╔══

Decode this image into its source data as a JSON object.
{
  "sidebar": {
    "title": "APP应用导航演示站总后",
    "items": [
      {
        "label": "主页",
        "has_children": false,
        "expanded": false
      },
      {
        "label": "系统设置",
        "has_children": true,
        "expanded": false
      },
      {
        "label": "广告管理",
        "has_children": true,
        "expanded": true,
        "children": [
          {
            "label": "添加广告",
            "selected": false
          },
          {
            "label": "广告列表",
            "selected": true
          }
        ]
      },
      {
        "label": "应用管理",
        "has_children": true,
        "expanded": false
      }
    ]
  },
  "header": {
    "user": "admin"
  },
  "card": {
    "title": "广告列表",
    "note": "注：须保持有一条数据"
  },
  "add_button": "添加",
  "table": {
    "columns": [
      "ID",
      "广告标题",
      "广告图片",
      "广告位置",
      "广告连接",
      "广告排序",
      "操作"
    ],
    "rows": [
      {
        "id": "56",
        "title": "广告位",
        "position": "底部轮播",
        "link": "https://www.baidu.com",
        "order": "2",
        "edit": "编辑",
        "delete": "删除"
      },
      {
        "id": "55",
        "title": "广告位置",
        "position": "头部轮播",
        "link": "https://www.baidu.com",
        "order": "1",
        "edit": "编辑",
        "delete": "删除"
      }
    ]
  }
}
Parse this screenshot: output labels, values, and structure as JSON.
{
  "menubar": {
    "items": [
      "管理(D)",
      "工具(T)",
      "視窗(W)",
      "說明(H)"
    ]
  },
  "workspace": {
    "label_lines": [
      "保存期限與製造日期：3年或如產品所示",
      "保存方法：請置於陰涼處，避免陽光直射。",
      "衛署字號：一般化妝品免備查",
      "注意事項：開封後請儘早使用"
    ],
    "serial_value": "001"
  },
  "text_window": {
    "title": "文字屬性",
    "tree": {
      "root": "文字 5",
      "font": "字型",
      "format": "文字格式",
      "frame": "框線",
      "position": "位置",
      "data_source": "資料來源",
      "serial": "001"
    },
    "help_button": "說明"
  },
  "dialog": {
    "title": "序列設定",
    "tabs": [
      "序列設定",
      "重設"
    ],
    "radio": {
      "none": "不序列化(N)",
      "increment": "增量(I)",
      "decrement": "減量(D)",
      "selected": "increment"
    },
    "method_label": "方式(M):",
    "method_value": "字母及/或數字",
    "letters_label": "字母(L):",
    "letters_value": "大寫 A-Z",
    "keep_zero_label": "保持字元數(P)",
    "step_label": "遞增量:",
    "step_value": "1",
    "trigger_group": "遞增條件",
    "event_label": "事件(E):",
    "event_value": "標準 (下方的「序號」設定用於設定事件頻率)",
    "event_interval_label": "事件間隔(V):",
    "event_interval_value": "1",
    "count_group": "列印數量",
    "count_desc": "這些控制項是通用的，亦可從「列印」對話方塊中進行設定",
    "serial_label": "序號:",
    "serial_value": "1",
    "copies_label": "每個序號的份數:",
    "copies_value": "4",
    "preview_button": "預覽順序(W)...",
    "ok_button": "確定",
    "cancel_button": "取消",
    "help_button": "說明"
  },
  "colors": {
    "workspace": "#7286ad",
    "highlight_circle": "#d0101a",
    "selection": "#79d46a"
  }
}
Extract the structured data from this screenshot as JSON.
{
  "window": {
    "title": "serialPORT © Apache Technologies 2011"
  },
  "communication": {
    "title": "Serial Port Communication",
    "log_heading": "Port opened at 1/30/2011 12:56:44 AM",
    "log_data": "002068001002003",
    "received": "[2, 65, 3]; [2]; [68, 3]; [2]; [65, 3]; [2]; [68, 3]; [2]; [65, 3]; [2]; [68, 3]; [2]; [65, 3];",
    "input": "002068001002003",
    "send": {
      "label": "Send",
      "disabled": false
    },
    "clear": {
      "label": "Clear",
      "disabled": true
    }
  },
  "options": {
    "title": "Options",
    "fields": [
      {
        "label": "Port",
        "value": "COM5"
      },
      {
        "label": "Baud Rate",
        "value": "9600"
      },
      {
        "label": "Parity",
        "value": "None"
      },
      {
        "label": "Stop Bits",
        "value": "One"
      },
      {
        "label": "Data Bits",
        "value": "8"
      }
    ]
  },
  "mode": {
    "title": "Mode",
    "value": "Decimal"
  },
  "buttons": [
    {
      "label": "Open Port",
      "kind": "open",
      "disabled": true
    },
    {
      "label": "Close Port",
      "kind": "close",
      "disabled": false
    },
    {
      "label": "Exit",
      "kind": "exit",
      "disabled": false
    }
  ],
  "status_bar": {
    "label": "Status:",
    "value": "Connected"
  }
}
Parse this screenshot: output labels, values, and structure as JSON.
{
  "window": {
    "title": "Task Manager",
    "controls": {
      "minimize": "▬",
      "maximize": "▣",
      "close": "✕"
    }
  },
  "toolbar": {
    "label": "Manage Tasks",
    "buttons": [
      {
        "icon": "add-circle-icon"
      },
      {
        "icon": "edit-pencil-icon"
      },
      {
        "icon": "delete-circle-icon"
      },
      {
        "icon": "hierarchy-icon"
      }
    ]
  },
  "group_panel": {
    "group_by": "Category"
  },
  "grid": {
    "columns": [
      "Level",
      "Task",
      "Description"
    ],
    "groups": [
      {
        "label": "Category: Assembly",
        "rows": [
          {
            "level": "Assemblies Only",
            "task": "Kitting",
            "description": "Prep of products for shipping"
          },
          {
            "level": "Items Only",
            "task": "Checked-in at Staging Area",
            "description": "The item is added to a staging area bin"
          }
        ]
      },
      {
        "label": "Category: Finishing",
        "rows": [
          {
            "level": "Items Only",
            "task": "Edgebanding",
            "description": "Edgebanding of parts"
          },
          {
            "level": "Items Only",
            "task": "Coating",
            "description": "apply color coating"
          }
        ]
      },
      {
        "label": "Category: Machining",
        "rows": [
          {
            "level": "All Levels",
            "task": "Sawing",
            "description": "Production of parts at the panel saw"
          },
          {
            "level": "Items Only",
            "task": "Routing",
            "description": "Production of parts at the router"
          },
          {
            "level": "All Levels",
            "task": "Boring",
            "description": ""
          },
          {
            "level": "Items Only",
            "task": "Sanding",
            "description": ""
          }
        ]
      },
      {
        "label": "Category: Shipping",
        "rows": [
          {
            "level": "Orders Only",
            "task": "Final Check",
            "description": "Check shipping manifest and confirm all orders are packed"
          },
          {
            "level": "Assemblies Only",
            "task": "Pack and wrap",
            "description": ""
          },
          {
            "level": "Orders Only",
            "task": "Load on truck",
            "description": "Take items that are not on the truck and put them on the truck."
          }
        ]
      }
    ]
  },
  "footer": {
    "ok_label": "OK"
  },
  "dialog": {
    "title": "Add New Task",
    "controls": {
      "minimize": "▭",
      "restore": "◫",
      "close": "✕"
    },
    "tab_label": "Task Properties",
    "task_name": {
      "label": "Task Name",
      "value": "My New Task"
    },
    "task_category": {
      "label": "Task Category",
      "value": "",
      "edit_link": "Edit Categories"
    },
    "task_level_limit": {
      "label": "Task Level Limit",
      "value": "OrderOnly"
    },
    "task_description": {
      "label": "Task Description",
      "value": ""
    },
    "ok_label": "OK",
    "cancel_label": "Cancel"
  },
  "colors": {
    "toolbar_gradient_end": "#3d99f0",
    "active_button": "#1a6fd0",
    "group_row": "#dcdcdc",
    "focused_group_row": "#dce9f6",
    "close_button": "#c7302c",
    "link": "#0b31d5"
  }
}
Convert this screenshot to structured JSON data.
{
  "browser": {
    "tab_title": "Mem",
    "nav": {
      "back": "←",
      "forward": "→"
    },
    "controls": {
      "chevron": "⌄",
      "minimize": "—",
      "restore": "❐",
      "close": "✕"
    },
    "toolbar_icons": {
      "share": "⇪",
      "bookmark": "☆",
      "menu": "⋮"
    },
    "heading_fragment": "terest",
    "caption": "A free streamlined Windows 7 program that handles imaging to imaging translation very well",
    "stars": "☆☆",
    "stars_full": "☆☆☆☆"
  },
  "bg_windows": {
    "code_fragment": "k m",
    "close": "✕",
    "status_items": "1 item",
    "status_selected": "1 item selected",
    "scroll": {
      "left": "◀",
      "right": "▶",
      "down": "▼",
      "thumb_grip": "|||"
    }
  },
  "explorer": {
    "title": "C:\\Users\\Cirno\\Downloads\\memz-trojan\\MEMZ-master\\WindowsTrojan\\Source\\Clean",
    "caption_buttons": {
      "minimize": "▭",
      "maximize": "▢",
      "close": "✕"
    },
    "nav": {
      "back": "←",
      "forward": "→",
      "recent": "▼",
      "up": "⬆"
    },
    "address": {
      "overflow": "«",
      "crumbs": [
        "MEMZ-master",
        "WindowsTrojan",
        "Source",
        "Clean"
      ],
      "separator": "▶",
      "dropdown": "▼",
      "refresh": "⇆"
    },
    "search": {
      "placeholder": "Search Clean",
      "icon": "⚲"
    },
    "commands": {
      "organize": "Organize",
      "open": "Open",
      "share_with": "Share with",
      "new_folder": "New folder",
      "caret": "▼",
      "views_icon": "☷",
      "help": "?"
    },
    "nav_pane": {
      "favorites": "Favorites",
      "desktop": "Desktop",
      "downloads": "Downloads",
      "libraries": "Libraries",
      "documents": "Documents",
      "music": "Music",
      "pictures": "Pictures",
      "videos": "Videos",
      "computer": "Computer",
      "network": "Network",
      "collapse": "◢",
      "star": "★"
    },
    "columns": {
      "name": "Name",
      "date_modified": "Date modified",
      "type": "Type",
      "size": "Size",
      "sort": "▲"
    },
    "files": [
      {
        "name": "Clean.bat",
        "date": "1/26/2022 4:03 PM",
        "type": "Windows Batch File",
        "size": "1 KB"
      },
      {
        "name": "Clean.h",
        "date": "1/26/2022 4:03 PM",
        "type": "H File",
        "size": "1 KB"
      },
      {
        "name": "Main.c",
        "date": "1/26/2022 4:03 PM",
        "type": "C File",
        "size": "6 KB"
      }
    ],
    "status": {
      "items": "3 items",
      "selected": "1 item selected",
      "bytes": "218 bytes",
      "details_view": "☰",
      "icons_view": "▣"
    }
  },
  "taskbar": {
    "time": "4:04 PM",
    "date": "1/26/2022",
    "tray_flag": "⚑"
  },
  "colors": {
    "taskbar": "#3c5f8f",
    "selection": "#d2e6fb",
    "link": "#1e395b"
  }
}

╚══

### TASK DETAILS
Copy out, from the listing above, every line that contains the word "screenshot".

### ANSWER AREA
Parse this screenshot: output labels, values, and structure as JSON.
Extract the structured data from this screenshot as JSON.
Parse this screenshot: output labels, values, and structure as JSON.
Convert this screenshot to structured JSON data.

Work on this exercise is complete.